Upon returning home from a trip earlier this week on a short flight from San Francisco to my town, I, along with other passengers on the plane, were struck by what California looked like from 30,000 feet above ground. This month’s wildfires, notably the Woolsey Fire and Camp Fire, had left a thick brown haze across the Golden State. Many passengers on my flight could not help but stare at the land below us in complete disbelief as views of the Coastal Ranges and Sierra Nevada mountains were covered by smoke.
And now, although the rain falling this evening will help clear the air, the rainfall will make recovery efforts in the regions surrounding those fires even more difficult.
To be clear, those of us on that early morning flight were among the lucky ones. The Camp Fire in Butte County had become the deadliest and most devastating in California’s history, while in Los Angeles and Ventura counties, the Woolsey Fire forced the evacuation of approximately 300,000 people.
Meanwhile, tales of what life is like in the temporary camps that have sprung up in towns like Chico are heartbreaking. And the future of Paradise, the Sierra Nevada foothills town once home to 27,000 people, is uncertain after the community was destroyed on November 8. For too many Californians, this year’s Thanksgiving will be a grim reminder of what they have lost.
One nonprofit, however, is doing what it can to offer a glimmer of light, hope and comfort for tomorrow’s holiday.
World Central Kitchen, the nonprofit founded by celebrity chef José Andrés, is going beyond the call of duty to provide Thanksgiving meals for citizens displaced by the wildfires, first responders and firefighters.
To date, World Central Kitchen’s chefs and support staff have cooked 130,000 meals between its Camp Fire and Woolsey Fire emergency kitchens.

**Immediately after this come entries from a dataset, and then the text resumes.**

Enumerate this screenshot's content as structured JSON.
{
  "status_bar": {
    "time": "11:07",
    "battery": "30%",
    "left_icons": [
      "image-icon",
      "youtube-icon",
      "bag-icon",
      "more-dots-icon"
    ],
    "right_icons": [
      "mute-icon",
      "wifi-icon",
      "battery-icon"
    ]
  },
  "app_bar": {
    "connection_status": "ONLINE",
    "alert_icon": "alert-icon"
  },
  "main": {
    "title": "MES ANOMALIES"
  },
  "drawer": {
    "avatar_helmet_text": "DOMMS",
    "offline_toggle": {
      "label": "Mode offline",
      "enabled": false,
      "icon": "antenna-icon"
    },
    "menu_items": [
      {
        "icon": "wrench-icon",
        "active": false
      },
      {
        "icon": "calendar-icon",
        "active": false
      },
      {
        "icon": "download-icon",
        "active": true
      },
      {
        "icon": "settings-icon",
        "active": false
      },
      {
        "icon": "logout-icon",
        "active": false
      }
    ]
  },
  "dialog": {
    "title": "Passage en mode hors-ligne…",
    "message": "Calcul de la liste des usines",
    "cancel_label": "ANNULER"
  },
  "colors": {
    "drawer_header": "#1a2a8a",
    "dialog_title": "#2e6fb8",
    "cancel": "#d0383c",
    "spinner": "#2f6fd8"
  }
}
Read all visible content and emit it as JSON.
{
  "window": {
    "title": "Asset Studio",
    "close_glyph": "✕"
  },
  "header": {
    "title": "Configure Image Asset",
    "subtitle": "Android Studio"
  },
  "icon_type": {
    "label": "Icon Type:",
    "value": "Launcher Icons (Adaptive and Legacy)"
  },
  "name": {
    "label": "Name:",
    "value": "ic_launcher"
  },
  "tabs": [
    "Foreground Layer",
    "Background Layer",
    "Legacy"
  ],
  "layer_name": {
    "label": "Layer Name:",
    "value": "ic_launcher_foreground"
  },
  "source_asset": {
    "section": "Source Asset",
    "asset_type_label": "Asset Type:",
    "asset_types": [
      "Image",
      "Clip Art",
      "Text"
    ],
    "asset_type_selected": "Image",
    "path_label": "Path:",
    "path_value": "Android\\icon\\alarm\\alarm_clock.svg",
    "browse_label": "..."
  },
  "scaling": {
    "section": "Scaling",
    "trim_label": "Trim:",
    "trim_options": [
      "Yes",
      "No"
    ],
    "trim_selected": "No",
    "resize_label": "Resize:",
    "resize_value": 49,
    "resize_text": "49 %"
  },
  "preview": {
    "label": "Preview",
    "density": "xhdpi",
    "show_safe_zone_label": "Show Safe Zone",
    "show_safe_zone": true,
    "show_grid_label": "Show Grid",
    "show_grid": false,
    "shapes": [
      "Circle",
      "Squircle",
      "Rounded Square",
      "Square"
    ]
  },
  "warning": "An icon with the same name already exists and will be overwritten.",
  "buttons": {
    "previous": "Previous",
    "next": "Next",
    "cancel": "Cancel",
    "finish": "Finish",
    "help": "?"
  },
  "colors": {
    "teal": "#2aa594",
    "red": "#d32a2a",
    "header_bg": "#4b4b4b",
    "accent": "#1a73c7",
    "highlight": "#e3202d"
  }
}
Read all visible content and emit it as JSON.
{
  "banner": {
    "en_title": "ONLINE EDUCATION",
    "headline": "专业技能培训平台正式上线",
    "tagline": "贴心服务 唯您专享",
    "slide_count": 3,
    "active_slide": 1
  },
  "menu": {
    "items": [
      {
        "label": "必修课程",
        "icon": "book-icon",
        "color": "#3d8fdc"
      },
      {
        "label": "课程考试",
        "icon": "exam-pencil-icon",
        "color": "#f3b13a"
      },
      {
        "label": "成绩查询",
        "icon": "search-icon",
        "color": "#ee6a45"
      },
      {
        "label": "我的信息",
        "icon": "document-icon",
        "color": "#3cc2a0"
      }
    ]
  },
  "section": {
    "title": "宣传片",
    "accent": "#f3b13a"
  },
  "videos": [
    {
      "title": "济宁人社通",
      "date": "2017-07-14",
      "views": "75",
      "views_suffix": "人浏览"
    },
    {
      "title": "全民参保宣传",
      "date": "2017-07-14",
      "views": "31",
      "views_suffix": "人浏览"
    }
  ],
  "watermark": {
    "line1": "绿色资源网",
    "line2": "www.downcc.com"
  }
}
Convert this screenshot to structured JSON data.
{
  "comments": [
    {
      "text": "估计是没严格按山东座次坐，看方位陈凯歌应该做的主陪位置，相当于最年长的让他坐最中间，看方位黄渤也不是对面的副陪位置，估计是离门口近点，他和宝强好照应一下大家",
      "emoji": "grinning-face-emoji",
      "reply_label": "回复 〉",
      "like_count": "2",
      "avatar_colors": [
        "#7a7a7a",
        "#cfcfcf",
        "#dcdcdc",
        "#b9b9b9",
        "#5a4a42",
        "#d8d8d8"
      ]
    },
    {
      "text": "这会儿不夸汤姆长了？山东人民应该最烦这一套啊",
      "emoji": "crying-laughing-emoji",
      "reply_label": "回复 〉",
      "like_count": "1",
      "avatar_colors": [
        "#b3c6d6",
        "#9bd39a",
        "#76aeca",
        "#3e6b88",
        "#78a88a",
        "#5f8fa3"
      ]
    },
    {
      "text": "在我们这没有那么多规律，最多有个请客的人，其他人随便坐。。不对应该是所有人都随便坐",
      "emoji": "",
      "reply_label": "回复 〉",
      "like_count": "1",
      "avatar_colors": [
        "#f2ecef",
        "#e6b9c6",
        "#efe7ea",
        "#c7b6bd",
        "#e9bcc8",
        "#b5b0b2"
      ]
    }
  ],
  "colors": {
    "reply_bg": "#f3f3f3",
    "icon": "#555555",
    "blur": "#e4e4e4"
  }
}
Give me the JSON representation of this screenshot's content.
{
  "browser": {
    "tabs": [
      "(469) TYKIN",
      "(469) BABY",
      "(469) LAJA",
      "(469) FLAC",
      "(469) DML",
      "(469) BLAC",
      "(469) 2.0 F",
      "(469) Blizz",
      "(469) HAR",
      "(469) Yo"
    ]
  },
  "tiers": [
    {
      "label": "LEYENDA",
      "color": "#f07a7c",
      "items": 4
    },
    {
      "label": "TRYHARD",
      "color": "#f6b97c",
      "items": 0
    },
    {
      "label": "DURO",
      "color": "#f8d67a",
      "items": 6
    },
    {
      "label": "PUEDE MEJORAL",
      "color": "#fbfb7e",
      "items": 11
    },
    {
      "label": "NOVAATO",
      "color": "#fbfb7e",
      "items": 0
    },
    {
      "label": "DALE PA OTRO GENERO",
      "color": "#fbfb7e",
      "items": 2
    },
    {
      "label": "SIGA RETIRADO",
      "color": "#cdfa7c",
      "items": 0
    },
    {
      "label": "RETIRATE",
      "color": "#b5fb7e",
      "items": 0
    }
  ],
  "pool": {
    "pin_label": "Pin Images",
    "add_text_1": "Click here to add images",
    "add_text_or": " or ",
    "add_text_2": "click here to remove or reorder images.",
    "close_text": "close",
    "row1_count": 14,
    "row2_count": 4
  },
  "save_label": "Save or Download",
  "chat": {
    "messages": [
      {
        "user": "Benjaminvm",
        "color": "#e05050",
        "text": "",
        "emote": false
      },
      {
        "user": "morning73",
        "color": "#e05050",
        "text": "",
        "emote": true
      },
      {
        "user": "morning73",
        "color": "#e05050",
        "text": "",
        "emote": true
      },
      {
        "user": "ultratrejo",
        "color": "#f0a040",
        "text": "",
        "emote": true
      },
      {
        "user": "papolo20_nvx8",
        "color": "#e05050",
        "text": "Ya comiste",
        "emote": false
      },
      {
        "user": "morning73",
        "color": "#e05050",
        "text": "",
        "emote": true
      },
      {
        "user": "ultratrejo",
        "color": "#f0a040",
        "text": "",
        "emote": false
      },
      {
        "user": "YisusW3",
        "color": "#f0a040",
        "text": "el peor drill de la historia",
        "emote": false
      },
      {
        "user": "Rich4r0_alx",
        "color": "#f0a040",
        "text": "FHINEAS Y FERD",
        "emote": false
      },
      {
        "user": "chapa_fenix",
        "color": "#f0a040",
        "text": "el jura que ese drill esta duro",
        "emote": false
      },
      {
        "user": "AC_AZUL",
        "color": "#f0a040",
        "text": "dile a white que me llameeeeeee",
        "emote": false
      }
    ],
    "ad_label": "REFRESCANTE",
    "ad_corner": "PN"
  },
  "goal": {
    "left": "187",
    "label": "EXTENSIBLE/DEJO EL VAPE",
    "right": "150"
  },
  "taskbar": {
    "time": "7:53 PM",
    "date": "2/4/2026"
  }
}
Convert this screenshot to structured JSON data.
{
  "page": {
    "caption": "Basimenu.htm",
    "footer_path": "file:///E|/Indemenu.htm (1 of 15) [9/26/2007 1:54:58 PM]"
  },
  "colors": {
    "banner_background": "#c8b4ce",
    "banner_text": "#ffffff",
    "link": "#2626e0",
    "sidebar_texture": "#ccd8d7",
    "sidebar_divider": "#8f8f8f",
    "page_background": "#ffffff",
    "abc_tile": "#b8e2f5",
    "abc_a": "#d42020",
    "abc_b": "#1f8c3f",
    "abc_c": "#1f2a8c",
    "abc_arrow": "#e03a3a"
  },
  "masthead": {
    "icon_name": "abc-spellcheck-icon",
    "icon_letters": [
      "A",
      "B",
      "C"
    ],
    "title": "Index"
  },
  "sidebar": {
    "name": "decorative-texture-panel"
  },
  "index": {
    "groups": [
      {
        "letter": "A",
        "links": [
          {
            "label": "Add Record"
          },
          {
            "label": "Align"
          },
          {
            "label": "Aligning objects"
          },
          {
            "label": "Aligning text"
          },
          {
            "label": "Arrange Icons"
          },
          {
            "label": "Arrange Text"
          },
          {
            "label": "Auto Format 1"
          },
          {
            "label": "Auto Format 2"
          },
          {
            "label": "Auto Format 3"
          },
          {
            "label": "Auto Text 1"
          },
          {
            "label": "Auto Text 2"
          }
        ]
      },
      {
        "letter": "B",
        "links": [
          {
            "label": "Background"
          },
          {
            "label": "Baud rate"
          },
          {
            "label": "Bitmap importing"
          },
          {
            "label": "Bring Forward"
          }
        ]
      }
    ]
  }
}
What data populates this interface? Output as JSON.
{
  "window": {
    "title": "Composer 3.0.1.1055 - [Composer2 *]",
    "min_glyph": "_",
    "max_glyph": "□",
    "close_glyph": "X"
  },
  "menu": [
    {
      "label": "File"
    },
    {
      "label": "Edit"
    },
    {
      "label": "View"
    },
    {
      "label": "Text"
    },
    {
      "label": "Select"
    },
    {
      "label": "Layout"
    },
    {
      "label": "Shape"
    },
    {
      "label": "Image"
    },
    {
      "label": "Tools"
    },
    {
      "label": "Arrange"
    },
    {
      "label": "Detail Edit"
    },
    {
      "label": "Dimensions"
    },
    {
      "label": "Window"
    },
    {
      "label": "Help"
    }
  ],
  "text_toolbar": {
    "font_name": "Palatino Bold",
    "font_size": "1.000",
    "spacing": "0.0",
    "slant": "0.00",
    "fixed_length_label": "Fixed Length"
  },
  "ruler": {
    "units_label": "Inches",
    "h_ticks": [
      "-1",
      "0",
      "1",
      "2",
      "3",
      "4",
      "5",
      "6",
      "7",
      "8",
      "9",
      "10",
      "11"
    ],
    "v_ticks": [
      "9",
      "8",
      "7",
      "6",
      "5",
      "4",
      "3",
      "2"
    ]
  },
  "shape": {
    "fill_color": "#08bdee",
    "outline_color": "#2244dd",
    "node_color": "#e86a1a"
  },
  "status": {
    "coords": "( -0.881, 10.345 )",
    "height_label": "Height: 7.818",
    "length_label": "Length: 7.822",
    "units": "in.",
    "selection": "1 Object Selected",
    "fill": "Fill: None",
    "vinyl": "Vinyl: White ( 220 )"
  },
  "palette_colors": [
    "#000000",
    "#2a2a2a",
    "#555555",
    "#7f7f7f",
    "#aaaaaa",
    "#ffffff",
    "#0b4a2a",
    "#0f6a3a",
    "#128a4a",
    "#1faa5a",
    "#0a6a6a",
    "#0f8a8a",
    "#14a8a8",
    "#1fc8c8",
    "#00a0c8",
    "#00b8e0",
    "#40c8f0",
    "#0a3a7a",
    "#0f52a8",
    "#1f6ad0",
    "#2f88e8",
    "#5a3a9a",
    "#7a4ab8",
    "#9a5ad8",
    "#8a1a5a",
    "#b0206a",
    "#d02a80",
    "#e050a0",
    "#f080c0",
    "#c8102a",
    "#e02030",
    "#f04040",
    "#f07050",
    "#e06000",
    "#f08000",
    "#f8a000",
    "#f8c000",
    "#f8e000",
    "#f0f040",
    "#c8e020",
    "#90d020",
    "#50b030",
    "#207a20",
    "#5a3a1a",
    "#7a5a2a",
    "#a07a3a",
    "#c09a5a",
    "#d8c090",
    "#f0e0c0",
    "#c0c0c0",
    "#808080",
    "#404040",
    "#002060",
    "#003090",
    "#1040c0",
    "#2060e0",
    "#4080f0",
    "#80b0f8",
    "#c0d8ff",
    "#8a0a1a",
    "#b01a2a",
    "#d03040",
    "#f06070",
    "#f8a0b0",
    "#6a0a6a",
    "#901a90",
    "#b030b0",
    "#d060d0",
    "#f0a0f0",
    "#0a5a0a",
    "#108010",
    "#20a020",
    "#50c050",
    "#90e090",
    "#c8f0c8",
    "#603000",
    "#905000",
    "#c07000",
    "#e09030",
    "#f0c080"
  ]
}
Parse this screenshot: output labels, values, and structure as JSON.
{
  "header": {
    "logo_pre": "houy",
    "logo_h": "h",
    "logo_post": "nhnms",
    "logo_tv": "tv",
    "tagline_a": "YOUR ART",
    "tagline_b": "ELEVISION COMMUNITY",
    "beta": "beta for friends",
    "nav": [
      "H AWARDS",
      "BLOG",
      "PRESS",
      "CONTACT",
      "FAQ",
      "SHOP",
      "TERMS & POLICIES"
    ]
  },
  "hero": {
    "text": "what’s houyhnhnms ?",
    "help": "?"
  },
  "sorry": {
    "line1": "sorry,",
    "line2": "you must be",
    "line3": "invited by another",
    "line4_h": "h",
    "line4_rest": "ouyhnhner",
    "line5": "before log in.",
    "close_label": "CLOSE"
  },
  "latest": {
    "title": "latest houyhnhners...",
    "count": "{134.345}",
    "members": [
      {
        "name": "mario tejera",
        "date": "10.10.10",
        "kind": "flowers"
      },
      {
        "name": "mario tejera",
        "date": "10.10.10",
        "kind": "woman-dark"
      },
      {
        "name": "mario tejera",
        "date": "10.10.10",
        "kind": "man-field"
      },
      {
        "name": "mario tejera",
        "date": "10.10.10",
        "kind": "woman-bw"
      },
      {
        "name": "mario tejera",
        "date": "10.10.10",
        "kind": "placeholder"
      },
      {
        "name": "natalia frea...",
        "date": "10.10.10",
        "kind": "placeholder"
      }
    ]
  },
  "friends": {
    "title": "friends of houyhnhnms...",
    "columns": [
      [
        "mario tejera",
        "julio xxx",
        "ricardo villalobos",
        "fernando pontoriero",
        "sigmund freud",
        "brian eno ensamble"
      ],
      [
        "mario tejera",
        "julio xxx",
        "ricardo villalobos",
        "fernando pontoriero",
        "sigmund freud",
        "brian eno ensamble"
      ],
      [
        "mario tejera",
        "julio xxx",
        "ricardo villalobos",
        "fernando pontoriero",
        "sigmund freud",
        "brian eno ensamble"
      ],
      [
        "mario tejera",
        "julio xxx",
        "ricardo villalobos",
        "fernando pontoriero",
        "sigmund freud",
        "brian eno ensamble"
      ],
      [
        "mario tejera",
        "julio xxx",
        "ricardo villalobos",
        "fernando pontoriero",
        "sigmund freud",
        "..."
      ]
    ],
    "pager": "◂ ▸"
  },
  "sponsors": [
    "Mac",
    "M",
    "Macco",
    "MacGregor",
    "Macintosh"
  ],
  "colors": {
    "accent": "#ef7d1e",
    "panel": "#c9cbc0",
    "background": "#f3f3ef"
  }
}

The group is now gearing up to prepare 15,000 Thanksgiving meals for the town of Paradise, as well as surrounding shelters and informal camps that have emerged across the upper Sacramento Valley.
For World Central Kitchen, its mission, which is to use the power of food to empower food and strengthen economies, the work continues since first serving meals in Haiti after that country’s catastrophic earthquake in 2010. Its relief efforts have expanded worldwide, including across Brazil, Cambodia, Cuba, Dominican Republic, Haiti, Nicaragua, Zambia, and the United States.
Last year, Andrés and World Central Kitchen led disaster relief efforts in Puerto Rico after Hurricane Maria killed approximately 3,000 people and wiped out the island’s infrastructure. It was that work that inspired this organization to name Andrés the ‘Brands Taking Stands’ Humanitarian of the Year award last month at 3BL Forum.
Over the past year, World Central Kitchen has served 4.8 million meals to people who have suffered from environmental and natural disasters worldwide. Its mission will continue here in California - and could start anew anywhere on Earth at any moment. You or your company can learn about its work and donate here.
Happy Thanksgiving to everyone at World Central Kitchen; and thank you for your compassion and all the hard work you are doing across the Golden State and beyond.
Image credits: Gaspar Dietrich/World Central Kitchen
Leon Kaye has written for 3p since 2010 and become executive editor in 2018. His previous work includes writing for the Guardian as well as other online and print publications. In addition, he's worked in sales executive roles within technology and financial research companies, as well as for a public relations firm, for which he consulted with one of the globe’s leading sustainability initiatives. Currently living in Central California, he’s traveled to 70-plus countries and has lived and worked in South Korea, the United Arab Emirates and Uruguay.
Leon’s an alum of Fresno State, the University of Maryland, Baltimore County and the University of Southern California's Marshall Business School. He enjoys traveling abroad as well as exploring California’s Central Coast and the Sierra Nevadas.